* WORK INSTRUCTION:
Could you write out the records exactly as they are given?

* DATASET:
──────

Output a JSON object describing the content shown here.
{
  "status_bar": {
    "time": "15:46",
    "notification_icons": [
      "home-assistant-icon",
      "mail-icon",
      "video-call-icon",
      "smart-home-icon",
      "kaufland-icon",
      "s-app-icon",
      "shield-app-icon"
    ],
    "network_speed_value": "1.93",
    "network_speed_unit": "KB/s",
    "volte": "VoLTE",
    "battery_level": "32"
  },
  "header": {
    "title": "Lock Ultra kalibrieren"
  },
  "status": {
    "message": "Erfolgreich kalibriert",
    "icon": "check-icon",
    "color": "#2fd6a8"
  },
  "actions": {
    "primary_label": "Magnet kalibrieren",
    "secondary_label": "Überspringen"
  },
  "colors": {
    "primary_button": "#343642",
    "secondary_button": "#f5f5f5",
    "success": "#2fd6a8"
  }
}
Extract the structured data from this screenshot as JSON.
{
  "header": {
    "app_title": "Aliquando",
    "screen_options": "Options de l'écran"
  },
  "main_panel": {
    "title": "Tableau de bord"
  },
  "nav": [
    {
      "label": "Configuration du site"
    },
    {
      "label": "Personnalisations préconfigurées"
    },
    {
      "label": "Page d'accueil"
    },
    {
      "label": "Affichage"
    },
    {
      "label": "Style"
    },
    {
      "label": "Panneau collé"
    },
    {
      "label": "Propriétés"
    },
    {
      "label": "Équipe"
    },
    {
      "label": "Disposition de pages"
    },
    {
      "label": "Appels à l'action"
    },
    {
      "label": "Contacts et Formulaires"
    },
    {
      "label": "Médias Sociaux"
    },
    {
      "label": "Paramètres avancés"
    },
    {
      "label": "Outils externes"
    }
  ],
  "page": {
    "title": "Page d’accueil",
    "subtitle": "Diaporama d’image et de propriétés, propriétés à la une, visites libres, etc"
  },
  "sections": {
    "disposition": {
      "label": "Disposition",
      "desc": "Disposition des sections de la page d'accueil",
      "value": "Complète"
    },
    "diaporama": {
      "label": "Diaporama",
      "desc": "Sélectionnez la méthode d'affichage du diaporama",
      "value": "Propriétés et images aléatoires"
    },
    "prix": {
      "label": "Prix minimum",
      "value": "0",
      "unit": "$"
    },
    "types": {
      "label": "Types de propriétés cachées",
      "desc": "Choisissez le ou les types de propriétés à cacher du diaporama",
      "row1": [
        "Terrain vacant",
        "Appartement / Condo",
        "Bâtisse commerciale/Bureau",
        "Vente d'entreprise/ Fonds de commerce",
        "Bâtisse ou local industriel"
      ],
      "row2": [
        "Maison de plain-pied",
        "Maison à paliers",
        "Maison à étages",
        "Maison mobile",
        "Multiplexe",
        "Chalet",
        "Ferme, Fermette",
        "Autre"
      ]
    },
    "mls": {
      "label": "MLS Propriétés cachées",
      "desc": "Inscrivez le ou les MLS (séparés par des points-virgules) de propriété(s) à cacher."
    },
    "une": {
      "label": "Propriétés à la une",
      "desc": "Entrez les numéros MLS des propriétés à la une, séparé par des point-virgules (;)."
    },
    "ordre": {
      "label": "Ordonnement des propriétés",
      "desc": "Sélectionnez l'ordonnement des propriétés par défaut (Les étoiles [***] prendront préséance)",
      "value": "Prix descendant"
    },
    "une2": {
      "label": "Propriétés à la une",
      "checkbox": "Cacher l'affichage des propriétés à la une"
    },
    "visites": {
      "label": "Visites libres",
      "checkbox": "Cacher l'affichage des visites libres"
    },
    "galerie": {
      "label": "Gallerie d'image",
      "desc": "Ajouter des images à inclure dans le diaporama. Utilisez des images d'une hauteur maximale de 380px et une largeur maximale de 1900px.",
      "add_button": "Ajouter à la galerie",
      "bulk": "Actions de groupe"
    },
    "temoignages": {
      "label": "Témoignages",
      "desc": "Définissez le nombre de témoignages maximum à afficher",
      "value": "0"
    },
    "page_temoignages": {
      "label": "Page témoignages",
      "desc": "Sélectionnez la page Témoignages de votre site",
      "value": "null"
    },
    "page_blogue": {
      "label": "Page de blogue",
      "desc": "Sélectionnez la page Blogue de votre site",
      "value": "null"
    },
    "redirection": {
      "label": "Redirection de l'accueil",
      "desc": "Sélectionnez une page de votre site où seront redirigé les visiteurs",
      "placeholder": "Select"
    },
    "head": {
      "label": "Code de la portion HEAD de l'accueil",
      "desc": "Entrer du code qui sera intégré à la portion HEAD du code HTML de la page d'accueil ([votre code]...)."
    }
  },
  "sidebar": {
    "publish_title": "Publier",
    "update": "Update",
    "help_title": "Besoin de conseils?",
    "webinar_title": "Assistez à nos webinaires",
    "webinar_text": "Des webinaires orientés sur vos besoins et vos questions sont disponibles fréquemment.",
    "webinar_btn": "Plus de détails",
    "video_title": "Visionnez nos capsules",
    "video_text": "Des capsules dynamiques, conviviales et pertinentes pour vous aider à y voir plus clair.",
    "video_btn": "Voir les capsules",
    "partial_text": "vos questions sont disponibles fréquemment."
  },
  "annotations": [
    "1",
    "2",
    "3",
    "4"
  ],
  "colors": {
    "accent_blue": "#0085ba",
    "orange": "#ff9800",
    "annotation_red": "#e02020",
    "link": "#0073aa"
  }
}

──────

* EXERCISE RESPONSE:
Output a JSON object describing the content shown here.
{
  "status_bar": {
    "time": "15:46",
    "notification_icons": [
      "home-assistant-icon",
      "mail-icon",
      "video-call-icon",
      "smart-home-icon",
      "kaufland-icon",
      "s-app-icon",
      "shield-app-icon"
    ],
    "network_speed_value": "1.93",
    "network_speed_unit": "KB/s",
    "volte": "VoLTE",
    "battery_level": "32"
  },
  "header": {
    "title": "Lock Ultra kalibrieren"
  },
  "status": {
    "message": "Erfolgreich kalibriert",
    "icon": "check-icon",
    "color": "#2fd6a8"
  },
  "actions": {
    "primary_label": "Magnet kalibrieren",
    "secondary_label": "Überspringen"
  },
  "colors": {
    "primary_button": "#343642",
    "secondary_button": "#f5f5f5",
    "success": "#2fd6a8"
  }
}
Extract the structured data from this screenshot as JSON.
{
  "header": {
    "app_title": "Aliquando",
    "screen_options": "Options de l'écran"
  },
  "main_panel": {
    "title": "Tableau de bord"
  },
  "nav": [
    {
      "label": "Configuration du site"
    },
    {
      "label": "Personnalisations préconfigurées"
    },
    {
      "label": "Page d'accueil"
    },
    {
      "label": "Affichage"
    },
    {
      "label": "Style"
    },
    {
      "label": "Panneau collé"
    },
    {
      "label": "Propriétés"
    },
    {
      "label": "Équipe"
    },
    {
      "label": "Disposition de pages"
    },
    {
      "label": "Appels à l'action"
    },
    {
      "label": "Contacts et Formulaires"
    },
    {
      "label": "Médias Sociaux"
    },
    {
      "label": "Paramètres avancés"
    },
    {
      "label": "Outils externes"
    }
  ],
  "page": {
    "title": "Page d’accueil",
    "subtitle": "Diaporama d’image et de propriétés, propriétés à la une, visites libres, etc"
  },
  "sections": {
    "disposition": {
      "label": "Disposition",
      "desc": "Disposition des sections de la page d'accueil",
      "value": "Complète"
    },
    "diaporama": {
      "label": "Diaporama",
      "desc": "Sélectionnez la méthode d'affichage du diaporama",
      "value": "Propriétés et images aléatoires"
    },
    "prix": {
      "label": "Prix minimum",
      "value": "0",
      "unit": "$"
    },
    "types": {
      "label": "Types de propriétés cachées",
      "desc": "Choisissez le ou les types de propriétés à cacher du diaporama",
      "row1": [
        "Terrain vacant",
        "Appartement / Condo",
        "Bâtisse commerciale/Bureau",
        "Vente d'entreprise/ Fonds de commerce",
        "Bâtisse ou local industriel"
      ],
      "row2": [
        "Maison de plain-pied",
        "Maison à paliers",
        "Maison à étages",
        "Maison mobile",
        "Multiplexe",
        "Chalet",
        "Ferme, Fermette",
        "Autre"
      ]
    },
    "mls": {
      "label": "MLS Propriétés cachées",
      "desc": "Inscrivez le ou les MLS (séparés par des points-virgules) de propriété(s) à cacher."
    },
    "une": {
      "label": "Propriétés à la une",
      "desc": "Entrez les numéros MLS des propriétés à la une, séparé par des point-virgules (;)."
    },
    "ordre": {
      "label": "Ordonnement des propriétés",
      "desc": "Sélectionnez l'ordonnement des propriétés par défaut (Les étoiles [***] prendront préséance)",
      "value": "Prix descendant"
    },
    "une2": {
      "label": "Propriétés à la une",
      "checkbox": "Cacher l'affichage des propriétés à la une"
    },
    "visites": {
      "label": "Visites libres",
      "checkbox": "Cacher l'affichage des visites libres"
    },
    "galerie": {
      "label": "Gallerie d'image",
      "desc": "Ajouter des images à inclure dans le diaporama. Utilisez des images d'une hauteur maximale de 380px et une largeur maximale de 1900px.",
      "add_button": "Ajouter à la galerie",
      "bulk": "Actions de groupe"
    },
    "temoignages": {
      "label": "Témoignages",
      "desc": "Définissez le nombre de témoignages maximum à afficher",
      "value": "0"
    },
    "page_temoignages": {
      "label": "Page témoignages",
      "desc": "Sélectionnez la page Témoignages de votre site",
      "value": "null"
    },
    "page_blogue": {
      "label": "Page de blogue",
      "desc": "Sélectionnez la page Blogue de votre site",
      "value": "null"
    },
    "redirection": {
      "label": "Redirection de l'accueil",
      "desc": "Sélectionnez une page de votre site où seront redirigé les visiteurs",
      "placeholder": "Select"
    },
    "head": {
      "label": "Code de la portion HEAD de l'accueil",
      "desc": "Entrer du code qui sera intégré à la portion HEAD du code HTML de la page d'accueil ([votre code]...)."
    }
  },
  "sidebar": {
    "publish_title": "Publier",
    "update": "Update",
    "help_title": "Besoin de conseils?",
    "webinar_title": "Assistez à nos webinaires",
    "webinar_text": "Des webinaires orientés sur vos besoins et vos questions sont disponibles fréquemment.",
    "webinar_btn": "Plus de détails",
    "video_title": "Visionnez nos capsules",
    "video_text": "Des capsules dynamiques, conviviales et pertinentes pour vous aider à y voir plus clair.",
    "video_btn": "Voir les capsules",
    "partial_text": "vos questions sont disponibles fréquemment."
  },
  "annotations": [
    "1",
    "2",
    "3",
    "4"
  ],
  "colors": {
    "accent_blue": "#0085ba",
    "orange": "#ff9800",
    "annotation_red": "#e02020",
    "link": "#0073aa"
  }
}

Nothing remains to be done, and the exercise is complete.